◆ **Work order**: Read through the data and report every line in which the word "image" occurs.

(Stored records)

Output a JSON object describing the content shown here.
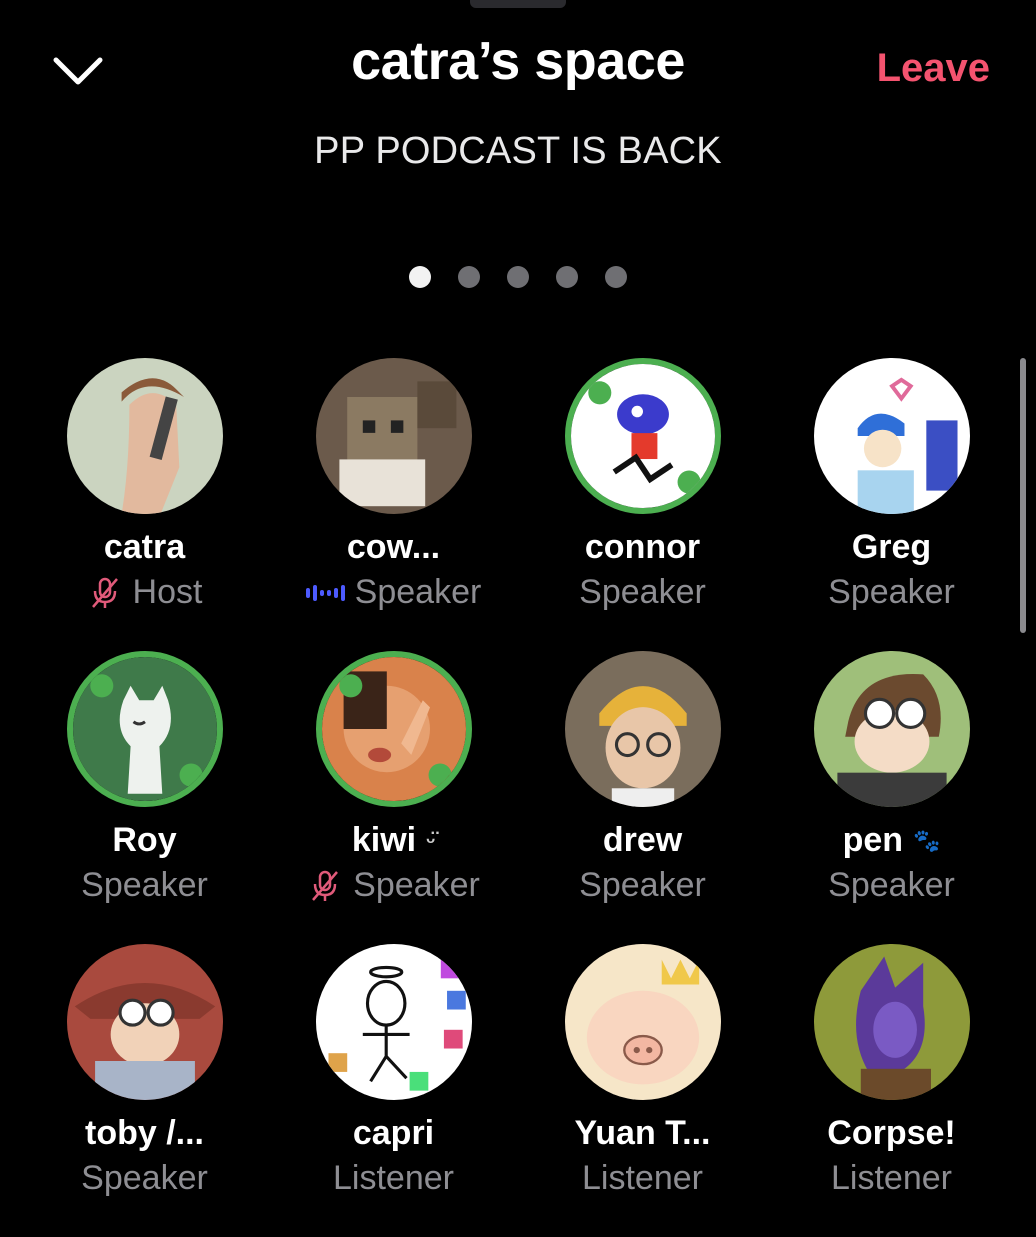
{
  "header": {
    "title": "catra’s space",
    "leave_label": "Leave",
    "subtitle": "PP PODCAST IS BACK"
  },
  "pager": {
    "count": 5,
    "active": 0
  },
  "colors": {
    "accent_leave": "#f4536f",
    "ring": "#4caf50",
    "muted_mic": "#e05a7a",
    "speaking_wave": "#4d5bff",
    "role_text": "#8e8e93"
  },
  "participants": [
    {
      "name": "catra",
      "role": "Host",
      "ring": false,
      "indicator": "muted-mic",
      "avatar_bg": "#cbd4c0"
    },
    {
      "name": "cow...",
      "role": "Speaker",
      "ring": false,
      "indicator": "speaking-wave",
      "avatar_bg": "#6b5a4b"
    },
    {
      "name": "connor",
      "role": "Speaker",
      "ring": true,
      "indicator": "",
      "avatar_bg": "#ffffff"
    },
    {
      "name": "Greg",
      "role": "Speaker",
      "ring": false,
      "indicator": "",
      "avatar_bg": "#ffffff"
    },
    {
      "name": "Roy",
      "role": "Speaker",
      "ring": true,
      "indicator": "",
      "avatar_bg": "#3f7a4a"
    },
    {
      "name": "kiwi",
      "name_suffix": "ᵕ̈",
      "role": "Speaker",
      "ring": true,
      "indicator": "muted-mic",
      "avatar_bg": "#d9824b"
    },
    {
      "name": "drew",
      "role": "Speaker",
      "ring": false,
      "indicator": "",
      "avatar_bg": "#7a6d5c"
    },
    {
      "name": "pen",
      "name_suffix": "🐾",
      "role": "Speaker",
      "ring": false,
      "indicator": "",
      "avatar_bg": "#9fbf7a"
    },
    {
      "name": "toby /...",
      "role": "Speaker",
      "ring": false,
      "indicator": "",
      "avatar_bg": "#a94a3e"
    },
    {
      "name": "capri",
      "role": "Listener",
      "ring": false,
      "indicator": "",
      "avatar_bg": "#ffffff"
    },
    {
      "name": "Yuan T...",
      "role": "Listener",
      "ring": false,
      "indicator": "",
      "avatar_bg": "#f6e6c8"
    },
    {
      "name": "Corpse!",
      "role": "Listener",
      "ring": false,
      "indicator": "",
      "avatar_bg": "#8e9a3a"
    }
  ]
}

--

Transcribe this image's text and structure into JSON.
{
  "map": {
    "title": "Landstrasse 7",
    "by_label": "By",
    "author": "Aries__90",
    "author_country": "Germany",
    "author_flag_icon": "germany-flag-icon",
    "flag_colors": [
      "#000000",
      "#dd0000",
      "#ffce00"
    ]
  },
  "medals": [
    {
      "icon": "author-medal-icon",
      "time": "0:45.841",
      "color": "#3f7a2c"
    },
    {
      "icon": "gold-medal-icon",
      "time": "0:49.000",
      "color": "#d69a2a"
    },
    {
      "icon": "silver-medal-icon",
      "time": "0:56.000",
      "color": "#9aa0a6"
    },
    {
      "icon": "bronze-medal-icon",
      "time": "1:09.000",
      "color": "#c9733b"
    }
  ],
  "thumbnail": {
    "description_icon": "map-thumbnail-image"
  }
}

◆ **Answer**:
Transcribe this image's text and structure into JSON.
    "description_icon": "map-thumbnail-image"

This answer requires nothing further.